    Alas, it's merely a pretty good op-ed on fear-driven panic.

    The Centers for Disease Control and Prevention urged before Thanksgiving that “U.S. consumers not eat any romaine lettuce, and retailers and restaurants not serve or sell any” until the current E. coli outbreak is resolved. This effectively closed down the romaine industry, producing tens of millions of dollars in losses of the highly perishable crop. The advisory remains in effect for romaine from the Central Coastal growing regions of Northern and Central California.

    The waste is worth it, right? It seems straightforward that no one should eat romaine when the lettuce is making people sick. But it isn’t so clear when you look at the numbers.

    And the numbers say that the actual Romaine risk is far less than you might guess. And when the current panic is over, the risk of eating romaine lettuce will … be about the same as before.

  • And a movie review from the Babylon Bee: Hallmark Christmas Movie Hailed As 'Trite, Predictable'.

    A new Hallmark movie, The Christmas Village, is getting rave reviews for how extremely formulaic it is, making absolutely no innovations in the genre.

    “You know exactly what’s going to happen from the very beginning,” raved TV critic Daisy Walton. “The male and female leads don't get along at first—but you know exactly where that is going. Their first kiss gets interrupted—absolutely standard. But you know how it will end: They'll kiss in front of a Christmas tree.

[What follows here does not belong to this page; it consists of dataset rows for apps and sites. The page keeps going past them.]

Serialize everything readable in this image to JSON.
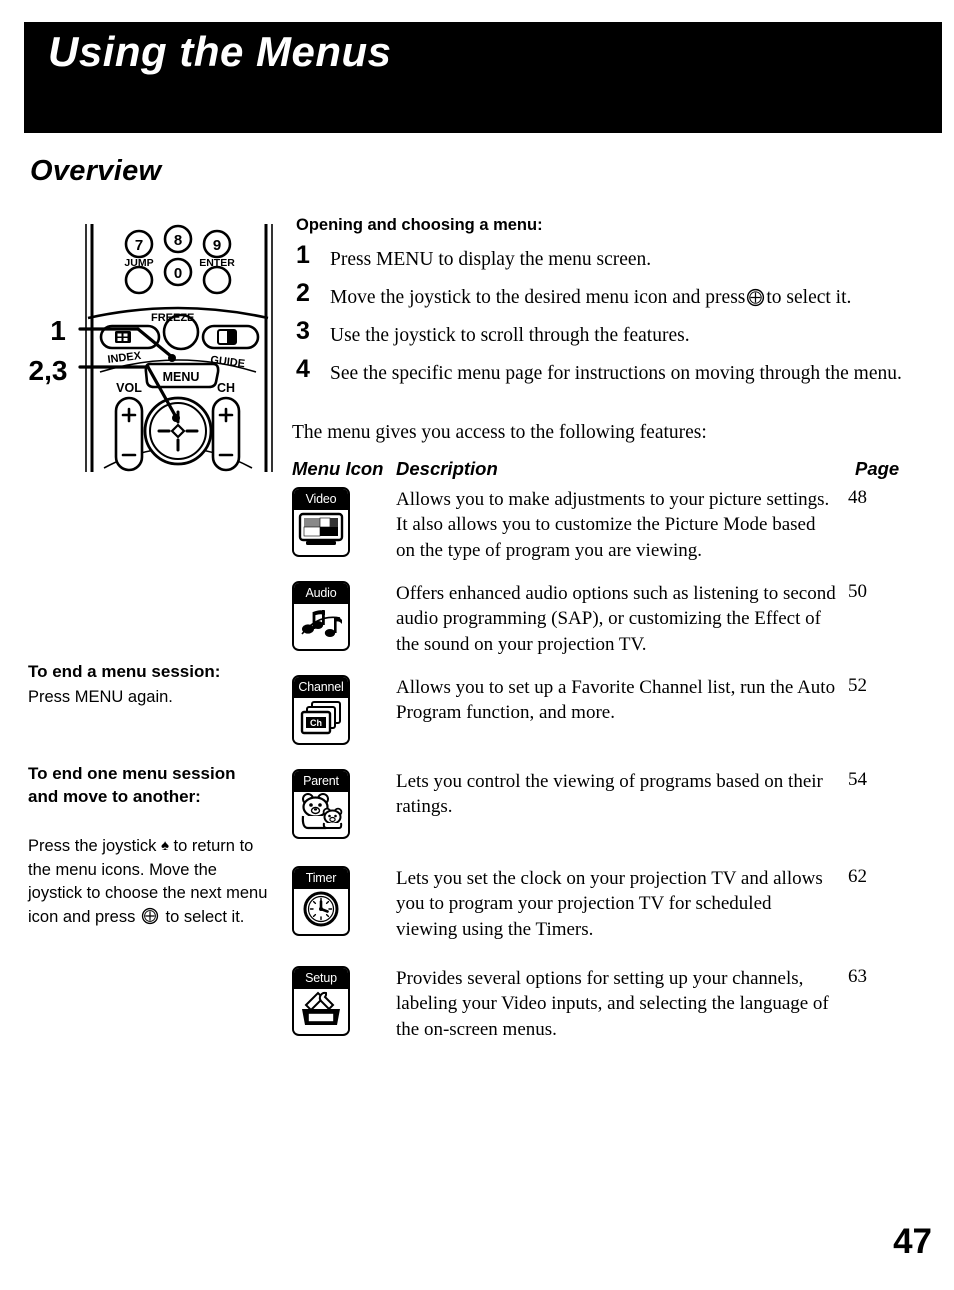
{
  "header": {
    "title": "Using the Menus"
  },
  "section": {
    "heading": "Overview"
  },
  "remote": {
    "labels": {
      "key7": "7",
      "key8": "8",
      "key9": "9",
      "key0": "0",
      "jump": "JUMP",
      "enter": "ENTER",
      "freeze": "FREEZE",
      "index": "INDEX",
      "guide": "GUIDE",
      "menu": "MENU",
      "vol": "VOL",
      "ch": "CH",
      "plus": "+",
      "minus": "–"
    },
    "callouts": {
      "one": "1",
      "two_three": "2,3"
    }
  },
  "steps": {
    "heading": "Opening and choosing a menu:",
    "items": [
      {
        "num": "1",
        "text": "Press MENU to display the menu screen."
      },
      {
        "num": "2",
        "text_before": "Move the joystick to the desired menu icon and press",
        "text_after": "to select it."
      },
      {
        "num": "3",
        "text": "Use the joystick to scroll through the features."
      },
      {
        "num": "4",
        "text": "See the specific menu page for instructions on moving through the menu."
      }
    ],
    "lead_in": "The menu gives you access to the following features:"
  },
  "notes": [
    {
      "heading": "To end a menu session:",
      "body": "Press MENU again."
    },
    {
      "heading": "To end one menu session and move to another:",
      "body_part1": "Press the joystick",
      "body_part2": "to return to the menu icons. Move the joystick to choose the next menu icon and press",
      "body_part3": "to select it."
    }
  ],
  "table": {
    "headers": {
      "icon": "Menu Icon",
      "description": "Description",
      "page": "Page"
    },
    "rows": [
      {
        "icon_label": "Video",
        "icon_name": "video-menu-icon",
        "description": "Allows you to make adjustments to your picture settings. It also allows you to customize the Picture Mode based on the type of program you are viewing.",
        "page": "48"
      },
      {
        "icon_label": "Audio",
        "icon_name": "audio-menu-icon",
        "description": "Offers enhanced audio options such as listening to second audio programming (SAP), or customizing the Effect of the sound on your projection TV.",
        "page": "50"
      },
      {
        "icon_label": "Channel",
        "icon_name": "channel-menu-icon",
        "description": "Allows you to set up a Favorite Channel list, run the Auto Program function, and more.",
        "page": "52"
      },
      {
        "icon_label": "Parent",
        "icon_name": "parent-menu-icon",
        "description": "Lets you control the viewing of programs based on their ratings.",
        "page": "54"
      },
      {
        "icon_label": "Timer",
        "icon_name": "timer-menu-icon",
        "description": "Lets you set the clock on your projection TV and allows you to program your projection TV for scheduled viewing using the Timers.",
        "page": "62"
      },
      {
        "icon_label": "Setup",
        "icon_name": "setup-menu-icon",
        "description": "Provides several options for  setting up your channels, labeling your Video inputs, and selecting the language of the on-screen menus.",
        "page": "63"
      }
    ]
  },
  "footer": {
    "page_number": "47"
  },
  "colors": {
    "ink": "#000000",
    "paper": "#ffffff"
  }
}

The movie did absolutely everything expected of it and nothing more.”

    As someone who sat through A Shoe Addict's Christmas a few days ago, this gets the Pun Salad "Not just true, but near-tautological" fact check.